┌──
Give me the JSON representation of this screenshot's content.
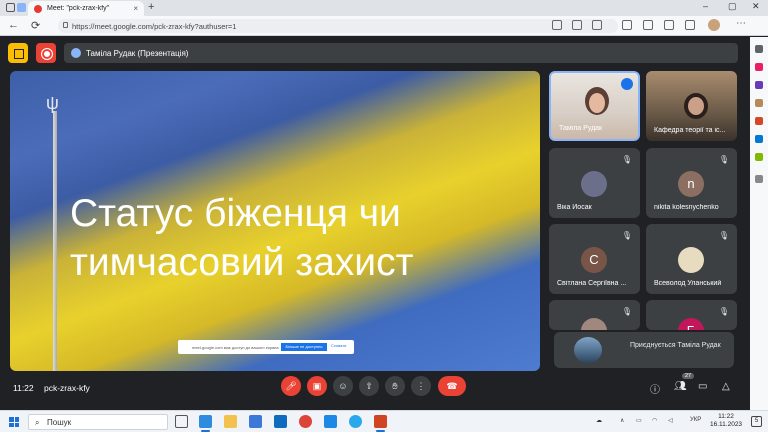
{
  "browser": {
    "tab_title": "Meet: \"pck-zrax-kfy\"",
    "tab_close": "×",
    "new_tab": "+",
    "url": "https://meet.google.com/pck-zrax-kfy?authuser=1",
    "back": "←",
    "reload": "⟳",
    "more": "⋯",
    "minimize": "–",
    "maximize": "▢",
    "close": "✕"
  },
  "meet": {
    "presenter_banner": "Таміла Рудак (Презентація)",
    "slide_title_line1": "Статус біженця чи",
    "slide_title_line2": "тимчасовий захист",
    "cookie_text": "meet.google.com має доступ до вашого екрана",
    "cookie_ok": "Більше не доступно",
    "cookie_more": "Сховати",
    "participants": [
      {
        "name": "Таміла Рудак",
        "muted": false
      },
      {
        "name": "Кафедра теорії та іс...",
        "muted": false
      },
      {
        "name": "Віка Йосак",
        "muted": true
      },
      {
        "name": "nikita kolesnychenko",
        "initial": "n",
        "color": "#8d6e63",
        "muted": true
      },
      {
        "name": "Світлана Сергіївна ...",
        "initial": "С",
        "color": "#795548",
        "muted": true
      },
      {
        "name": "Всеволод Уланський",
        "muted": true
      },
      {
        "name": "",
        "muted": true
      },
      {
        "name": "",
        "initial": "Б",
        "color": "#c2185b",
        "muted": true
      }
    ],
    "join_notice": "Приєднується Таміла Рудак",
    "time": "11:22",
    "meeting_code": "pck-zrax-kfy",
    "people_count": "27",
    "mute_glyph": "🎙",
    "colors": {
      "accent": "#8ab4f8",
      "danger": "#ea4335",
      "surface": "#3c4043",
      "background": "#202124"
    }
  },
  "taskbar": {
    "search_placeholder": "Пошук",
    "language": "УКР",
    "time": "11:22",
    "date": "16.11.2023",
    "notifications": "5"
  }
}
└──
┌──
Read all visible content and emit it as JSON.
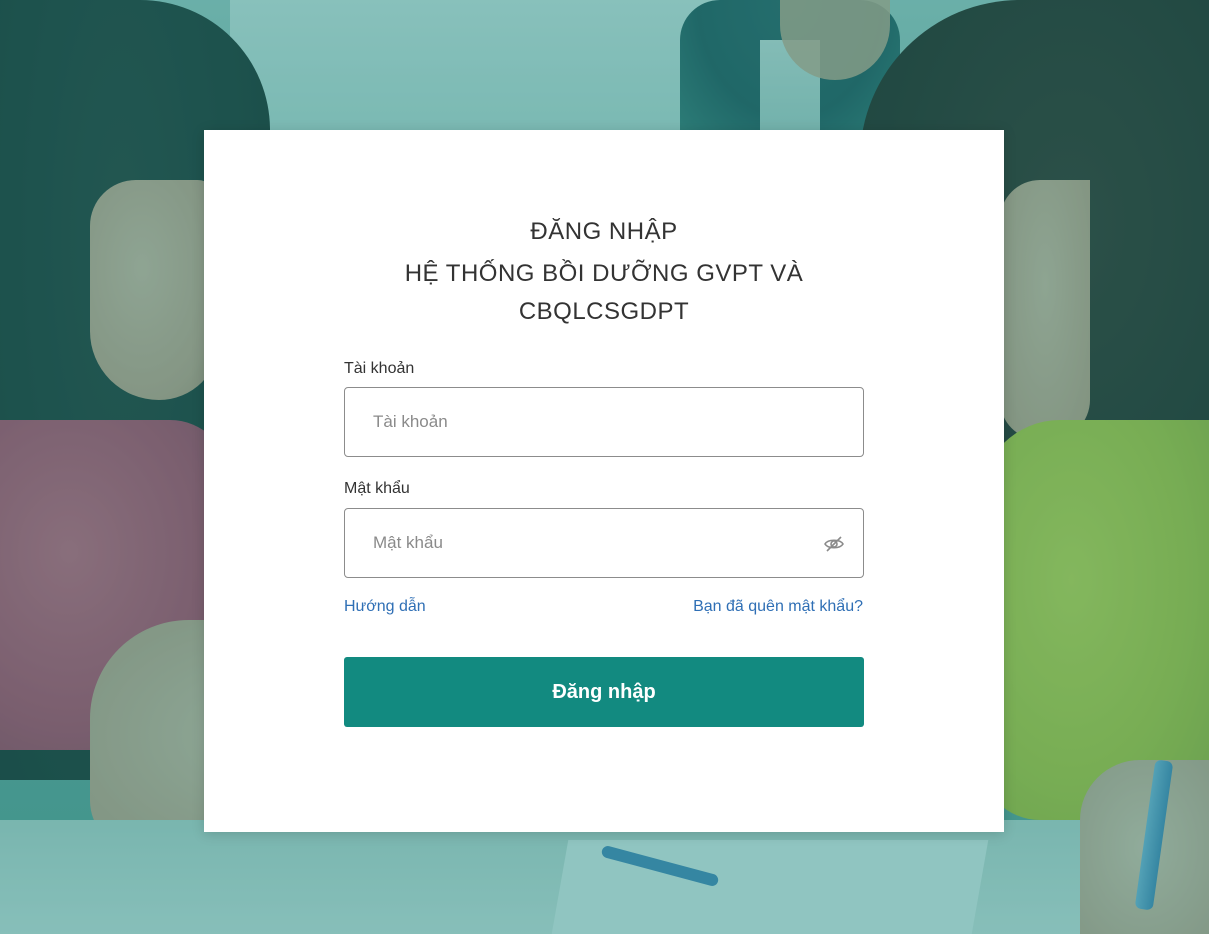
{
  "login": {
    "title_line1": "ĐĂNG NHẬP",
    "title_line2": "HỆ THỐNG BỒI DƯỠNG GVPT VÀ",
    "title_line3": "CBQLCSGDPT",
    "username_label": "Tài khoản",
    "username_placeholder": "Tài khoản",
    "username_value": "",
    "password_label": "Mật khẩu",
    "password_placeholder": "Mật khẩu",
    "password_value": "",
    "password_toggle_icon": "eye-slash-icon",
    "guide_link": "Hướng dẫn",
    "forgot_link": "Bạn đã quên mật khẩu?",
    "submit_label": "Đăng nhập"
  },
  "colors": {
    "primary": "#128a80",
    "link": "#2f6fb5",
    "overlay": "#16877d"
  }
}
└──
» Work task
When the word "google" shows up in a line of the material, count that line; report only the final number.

» Output for this task
2